TASK ITEM
Give the records back in full, exactly as they read.

ENTRIES PROVIDED
--- START ---
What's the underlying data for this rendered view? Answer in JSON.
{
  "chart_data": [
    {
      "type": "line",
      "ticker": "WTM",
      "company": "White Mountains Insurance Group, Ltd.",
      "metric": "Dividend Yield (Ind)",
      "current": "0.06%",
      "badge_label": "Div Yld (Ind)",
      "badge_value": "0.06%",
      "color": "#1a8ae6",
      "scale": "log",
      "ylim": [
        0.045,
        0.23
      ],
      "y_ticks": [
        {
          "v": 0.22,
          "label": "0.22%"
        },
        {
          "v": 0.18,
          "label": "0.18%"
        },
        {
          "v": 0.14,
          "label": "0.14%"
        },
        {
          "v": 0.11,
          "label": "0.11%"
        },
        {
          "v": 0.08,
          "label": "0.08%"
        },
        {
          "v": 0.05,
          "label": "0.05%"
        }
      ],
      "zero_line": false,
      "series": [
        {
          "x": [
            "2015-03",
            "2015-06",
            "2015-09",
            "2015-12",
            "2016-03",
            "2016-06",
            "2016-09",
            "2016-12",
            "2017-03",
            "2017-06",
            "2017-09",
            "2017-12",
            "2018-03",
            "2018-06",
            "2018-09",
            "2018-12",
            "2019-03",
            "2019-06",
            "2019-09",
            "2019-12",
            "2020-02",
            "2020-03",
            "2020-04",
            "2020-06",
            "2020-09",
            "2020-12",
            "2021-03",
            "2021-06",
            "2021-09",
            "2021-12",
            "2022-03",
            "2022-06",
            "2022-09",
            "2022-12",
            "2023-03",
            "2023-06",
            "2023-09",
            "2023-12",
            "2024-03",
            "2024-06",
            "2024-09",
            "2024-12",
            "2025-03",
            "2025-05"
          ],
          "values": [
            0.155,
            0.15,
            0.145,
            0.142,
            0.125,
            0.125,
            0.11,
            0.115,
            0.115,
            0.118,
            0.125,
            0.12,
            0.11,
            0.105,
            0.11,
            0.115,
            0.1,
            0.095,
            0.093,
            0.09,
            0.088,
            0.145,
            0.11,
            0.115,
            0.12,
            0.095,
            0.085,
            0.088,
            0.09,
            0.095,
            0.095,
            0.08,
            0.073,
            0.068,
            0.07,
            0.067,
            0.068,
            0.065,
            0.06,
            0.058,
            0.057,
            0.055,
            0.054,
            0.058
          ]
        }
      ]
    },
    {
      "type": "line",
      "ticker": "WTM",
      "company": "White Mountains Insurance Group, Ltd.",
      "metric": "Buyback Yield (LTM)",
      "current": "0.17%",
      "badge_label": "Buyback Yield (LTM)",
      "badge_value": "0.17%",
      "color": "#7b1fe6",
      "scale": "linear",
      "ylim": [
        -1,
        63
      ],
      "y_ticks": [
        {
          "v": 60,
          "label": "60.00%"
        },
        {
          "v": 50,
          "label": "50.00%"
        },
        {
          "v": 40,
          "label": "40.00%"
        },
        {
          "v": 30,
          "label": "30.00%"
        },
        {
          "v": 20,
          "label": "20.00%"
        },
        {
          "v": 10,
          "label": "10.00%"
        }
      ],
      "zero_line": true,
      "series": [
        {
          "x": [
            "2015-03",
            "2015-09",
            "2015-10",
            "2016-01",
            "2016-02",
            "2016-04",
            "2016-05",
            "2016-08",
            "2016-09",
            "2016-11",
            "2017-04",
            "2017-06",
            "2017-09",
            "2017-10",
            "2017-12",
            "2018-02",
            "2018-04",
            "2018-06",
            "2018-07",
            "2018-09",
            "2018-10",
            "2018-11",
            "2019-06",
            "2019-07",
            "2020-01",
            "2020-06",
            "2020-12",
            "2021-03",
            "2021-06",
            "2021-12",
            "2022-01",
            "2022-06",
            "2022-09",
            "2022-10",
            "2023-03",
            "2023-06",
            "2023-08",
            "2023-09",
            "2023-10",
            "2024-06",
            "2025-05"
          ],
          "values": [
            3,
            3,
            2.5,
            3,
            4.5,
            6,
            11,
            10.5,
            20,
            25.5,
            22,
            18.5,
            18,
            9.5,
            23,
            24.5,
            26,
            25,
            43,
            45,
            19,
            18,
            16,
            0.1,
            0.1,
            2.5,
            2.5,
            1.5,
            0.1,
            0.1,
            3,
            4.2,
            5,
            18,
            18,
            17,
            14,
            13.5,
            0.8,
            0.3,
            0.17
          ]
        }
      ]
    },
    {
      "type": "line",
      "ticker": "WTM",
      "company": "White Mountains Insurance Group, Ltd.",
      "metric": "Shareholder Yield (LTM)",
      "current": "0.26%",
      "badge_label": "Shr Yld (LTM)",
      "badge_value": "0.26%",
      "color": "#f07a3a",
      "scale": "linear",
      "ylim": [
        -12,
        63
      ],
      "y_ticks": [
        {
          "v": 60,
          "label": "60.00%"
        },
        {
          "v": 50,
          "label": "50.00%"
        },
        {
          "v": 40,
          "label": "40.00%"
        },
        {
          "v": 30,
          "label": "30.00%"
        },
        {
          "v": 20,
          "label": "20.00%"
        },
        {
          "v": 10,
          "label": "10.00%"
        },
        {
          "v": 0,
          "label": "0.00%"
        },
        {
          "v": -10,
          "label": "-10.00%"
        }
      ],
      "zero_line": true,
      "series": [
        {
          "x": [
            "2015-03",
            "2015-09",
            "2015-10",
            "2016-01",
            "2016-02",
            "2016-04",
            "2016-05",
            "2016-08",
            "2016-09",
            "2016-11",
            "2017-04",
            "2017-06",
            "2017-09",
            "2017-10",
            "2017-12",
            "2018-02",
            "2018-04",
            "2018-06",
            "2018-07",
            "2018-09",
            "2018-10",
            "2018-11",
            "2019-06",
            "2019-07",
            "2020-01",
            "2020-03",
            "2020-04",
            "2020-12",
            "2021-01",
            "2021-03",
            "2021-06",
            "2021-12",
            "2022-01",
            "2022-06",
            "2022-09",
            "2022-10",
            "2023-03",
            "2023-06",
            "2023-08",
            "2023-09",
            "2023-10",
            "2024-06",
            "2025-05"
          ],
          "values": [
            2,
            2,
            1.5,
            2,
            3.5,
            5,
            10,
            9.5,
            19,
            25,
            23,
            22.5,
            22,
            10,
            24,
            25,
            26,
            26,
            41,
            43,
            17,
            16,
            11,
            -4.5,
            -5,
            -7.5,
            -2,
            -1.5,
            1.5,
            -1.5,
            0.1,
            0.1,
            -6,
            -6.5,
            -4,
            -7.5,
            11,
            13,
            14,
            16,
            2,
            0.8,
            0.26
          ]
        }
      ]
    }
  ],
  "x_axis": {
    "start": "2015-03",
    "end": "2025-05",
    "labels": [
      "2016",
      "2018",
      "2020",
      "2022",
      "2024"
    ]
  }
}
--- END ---
WRITTEN RESPONSE
What's the underlying data for this rendered view? Answer in JSON.
{
  "chart_data": [
    {
      "type": "line",
      "ticker": "WTM",
      "company": "White Mountains Insurance Group, Ltd.",
      "metric": "Dividend Yield (Ind)",
      "current": "0.06%",
      "badge_label": "Div Yld (Ind)",
      "badge_value": "0.06%",
      "color": "#1a8ae6",
      "scale": "log",
      "ylim": [
        0.045,
        0.23
      ],
      "y_ticks": [
        {
          "v": 0.22,
          "label": "0.22%"
        },
        {
          "v": 0.18,
          "label": "0.18%"
        },
        {
          "v": 0.14,
          "label": "0.14%"
        },
        {
          "v": 0.11,
          "label": "0.11%"
        },
        {
          "v": 0.08,
          "label": "0.08%"
        },
        {
          "v": 0.05,
          "label": "0.05%"
        }
      ],
      "zero_line": false,
      "series": [
        {
          "x": [
            "2015-03",
            "2015-06",
            "2015-09",
            "2015-12",
            "2016-03",
            "2016-06",
            "2016-09",
            "2016-12",
            "2017-03",
            "2017-06",
            "2017-09",
            "2017-12",
            "2018-03",
            "2018-06",
            "2018-09",
            "2018-12",
            "2019-03",
            "2019-06",
            "2019-09",
            "2019-12",
            "2020-02",
            "2020-03",
            "2020-04",
            "2020-06",
            "2020-09",
            "2020-12",
            "2021-03",
            "2021-06",
            "2021-09",
            "2021-12",
            "2022-03",
            "2022-06",
            "2022-09",
            "2022-12",
            "2023-03",
            "2023-06",
            "2023-09",
            "2023-12",
            "2024-03",
            "2024-06",
            "2024-09",
            "2024-12",
            "2025-03",
            "2025-05"
          ],
          "values": [
            0.155,
            0.15,
            0.145,
            0.142,
            0.125,
            0.125,
            0.11,
            0.115,
            0.115,
            0.118,
            0.125,
            0.12,
            0.11,
            0.105,
            0.11,
            0.115,
            0.1,
            0.095,
            0.093,
            0.09,
            0.088,
            0.145,
            0.11,
            0.115,
            0.12,
            0.095,
            0.085,
            0.088,
            0.09,
            0.095,
            0.095,
            0.08,
            0.073,
            0.068,
            0.07,
            0.067,
            0.068,
            0.065,
            0.06,
            0.058,
            0.057,
            0.055,
            0.054,
            0.058
          ]
        }
      ]
    },
    {
      "type": "line",
      "ticker": "WTM",
      "company": "White Mountains Insurance Group, Ltd.",
      "metric": "Buyback Yield (LTM)",
      "current": "0.17%",
      "badge_label": "Buyback Yield (LTM)",
      "badge_value": "0.17%",
      "color": "#7b1fe6",
      "scale": "linear",
      "ylim": [
        -1,
        63
      ],
      "y_ticks": [
        {
          "v": 60,
          "label": "60.00%"
        },
        {
          "v": 50,
          "label": "50.00%"
        },
        {
          "v": 40,
          "label": "40.00%"
        },
        {
          "v": 30,
          "label": "30.00%"
        },
        {
          "v": 20,
          "label": "20.00%"
        },
        {
          "v": 10,
          "label": "10.00%"
        }
      ],
      "zero_line": true,
      "series": [
        {
          "x": [
            "2015-03",
            "2015-09",
            "2015-10",
            "2016-01",
            "2016-02",
            "2016-04",
            "2016-05",
            "2016-08",
            "2016-09",
            "2016-11",
            "2017-04",
            "2017-06",
            "2017-09",
            "2017-10",
            "2017-12",
            "2018-02",
            "2018-04",
            "2018-06",
            "2018-07",
            "2018-09",
            "2018-10",
            "2018-11",
            "2019-06",
            "2019-07",
            "2020-01",
            "2020-06",
            "2020-12",
            "2021-03",
            "2021-06",
            "2021-12",
            "2022-01",
            "2022-06",
            "2022-09",
            "2022-10",
            "2023-03",
            "2023-06",
            "2023-08",
            "2023-09",
            "2023-10",
            "2024-06",
            "2025-05"
          ],
          "values": [
            3,
            3,
            2.5,
            3,
            4.5,
            6,
            11,
            10.5,
            20,
            25.5,
            22,
            18.5,
            18,
            9.5,
            23,
            24.5,
            26,
            25,
            43,
            45,
            19,
            18,
            16,
            0.1,
            0.1,
            2.5,
            2.5,
            1.5,
            0.1,
            0.1,
            3,
            4.2,
            5,
            18,
            18,
            17,
            14,
            13.5,
            0.8,
            0.3,
            0.17
          ]
        }
      ]
    },
    {
      "type": "line",
      "ticker": "WTM",
      "company": "White Mountains Insurance Group, Ltd.",
      "metric": "Shareholder Yield (LTM)",
      "current": "0.26%",
      "badge_label": "Shr Yld (LTM)",
      "badge_value": "0.26%",
      "color": "#f07a3a",
      "scale": "linear",
      "ylim": [
        -12,
        63
      ],
      "y_ticks": [
        {
          "v": 60,
          "label": "60.00%"
        },
        {
          "v": 50,
          "label": "50.00%"
        },
        {
          "v": 40,
          "label": "40.00%"
        },
        {
          "v": 30,
          "label": "30.00%"
        },
        {
          "v": 20,
          "label": "20.00%"
        },
        {
          "v": 10,
          "label": "10.00%"
        },
        {
          "v": 0,
          "label": "0.00%"
        },
        {
          "v": -10,
          "label": "-10.00%"
        }
      ],
      "zero_line": true,
      "series": [
        {
          "x": [
            "2015-03",
            "2015-09",
            "2015-10",
            "2016-01",
            "2016-02",
            "2016-04",
            "2016-05",
            "2016-08",
            "2016-09",
            "2016-11",
            "2017-04",
            "2017-06",
            "2017-09",
            "2017-10",
            "2017-12",
            "2018-02",
            "2018-04",
            "2018-06",
            "2018-07",
            "2018-09",
            "2018-10",
            "2018-11",
            "2019-06",
            "2019-07",
            "2020-01",
            "2020-03",
            "2020-04",
            "2020-12",
            "2021-01",
            "2021-03",
            "2021-06",
            "2021-12",
            "2022-01",
            "2022-06",
            "2022-09",
            "2022-10",
            "2023-03",
            "2023-06",
            "2023-08",
            "2023-09",
            "2023-10",
            "2024-06",
            "2025-05"
          ],
          "values": [
            2,
            2,
            1.5,
            2,
            3.5,
            5,
            10,
            9.5,
            19,
            25,
            23,
            22.5,
            22,
            10,
            24,
            25,
            26,
            26,
            41,
            43,
            17,
            16,
            11,
            -4.5,
            -5,
            -7.5,
            -2,
            -1.5,
            1.5,
            -1.5,
            0.1,
            0.1,
            -6,
            -6.5,
            -4,
            -7.5,
            11,
            13,
            14,
            16,
            2,
            0.8,
            0.26
          ]
        }
      ]
    }
  ],
  "x_axis": {
    "start": "2015-03",
    "end": "2025-05",
    "labels": [
      "2016",
      "2018",
      "2020",
      "2022",
      "2024"
    ]
  }
}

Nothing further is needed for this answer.